CDN stands for Content Delivery Network. You are using it and may not even know it. At the code level of a web page, there are various libraries that are generally used in creating a web page.
A typical example can be jQuery or Google fonts. The advantage is that the visitor to your website will probably already have jQuery downloaded from another page on his PC, so his browser does not have to pull the jQuery file again from the server, but from its cache, when rendering the page.
This will affect the speed of the website. However, in reality, these are only a few kilobyte files, which will not have an extreme impact on the speed when it comes to a classic website.
Heartbeat is a built-in wordpress functionality. This is some kind of regular “impulse”, on the basis of which ajax requests are sent to the server at regular intervals (once per minute).
It is used for notifications that are displayed in the administrator environment, for automatic saving of articles and subpages, for locking content when edited by another user (the proverbial table “User #name edits this article” pops up).
I personally have never had a problem with this, nor have I ever dealt with it. You can theoretically turn off Heartbeat here, but I certainly do not recommend it, as it interferes with the built-in functionality of WordPress, not to mention the plugins used, which may become unusable. So limiting this setting is only relevant for some weak plugins.
Option to install other plugins that work with WP Rocket and ensure even better speed.
You should think about image optimization already when creating a website, or when uploading content. Decency dictates not to put an image larger than 300kB on the page. The FullHD size (ie 1920×1080) is completely sufficient for most websites. I definitely do not recommend uploading gigantic SLR images (e.g. 6000×4000) to the web.
Although WordPress will still crop them to 4K size, the data size of the image is more important than the dimensions. There are really only a few exceptions when it is necessary to use a large data image.
For such images, however, we always use its thumbnail and the full image only when clicking on it (e.g. by opening it in Lightbox). In any case, WP Rocket does not include the image optimization option, but it works very nicely with the Imagify plugin .
Another well-known plugin for optimizing images is EWWWW Image optimizer (I recommend uninstalling it after use).
Plugin tools. Import, export, revert to an older version. Things we know.

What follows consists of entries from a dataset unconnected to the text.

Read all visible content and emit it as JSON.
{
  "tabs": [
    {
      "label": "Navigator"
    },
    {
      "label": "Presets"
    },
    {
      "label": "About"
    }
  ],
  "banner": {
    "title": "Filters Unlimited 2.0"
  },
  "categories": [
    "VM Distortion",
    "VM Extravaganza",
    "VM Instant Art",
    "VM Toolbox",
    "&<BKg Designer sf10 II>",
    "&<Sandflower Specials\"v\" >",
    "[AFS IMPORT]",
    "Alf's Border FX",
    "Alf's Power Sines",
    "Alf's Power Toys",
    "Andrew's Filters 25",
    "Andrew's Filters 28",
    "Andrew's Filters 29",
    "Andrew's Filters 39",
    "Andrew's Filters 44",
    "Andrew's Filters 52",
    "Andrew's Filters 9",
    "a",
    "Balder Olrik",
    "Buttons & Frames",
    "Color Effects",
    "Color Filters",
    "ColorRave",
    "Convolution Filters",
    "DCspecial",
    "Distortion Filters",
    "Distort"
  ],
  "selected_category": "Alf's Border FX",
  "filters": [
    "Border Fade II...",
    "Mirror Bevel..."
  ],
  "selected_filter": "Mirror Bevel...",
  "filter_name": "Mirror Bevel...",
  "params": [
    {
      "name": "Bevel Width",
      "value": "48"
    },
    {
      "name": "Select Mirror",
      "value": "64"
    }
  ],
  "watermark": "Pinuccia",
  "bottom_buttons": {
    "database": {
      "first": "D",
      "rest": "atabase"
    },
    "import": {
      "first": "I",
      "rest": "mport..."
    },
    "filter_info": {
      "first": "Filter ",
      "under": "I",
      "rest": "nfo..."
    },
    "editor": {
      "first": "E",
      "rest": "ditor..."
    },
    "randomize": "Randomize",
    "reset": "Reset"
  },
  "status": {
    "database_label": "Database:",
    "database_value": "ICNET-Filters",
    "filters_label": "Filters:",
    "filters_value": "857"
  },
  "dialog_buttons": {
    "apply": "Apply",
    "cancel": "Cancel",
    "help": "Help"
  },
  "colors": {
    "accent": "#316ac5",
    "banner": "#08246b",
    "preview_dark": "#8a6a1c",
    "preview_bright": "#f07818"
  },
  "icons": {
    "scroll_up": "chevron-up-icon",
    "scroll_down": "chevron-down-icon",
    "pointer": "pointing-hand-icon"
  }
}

And finally, in the Tutorials section of the WP Rocket plugin you will find video tutorials for use in English.
Final tip: check out this tutorial on how to speed up your WordPress site .Was this article helpful for you? Support me by sharing, please. 👍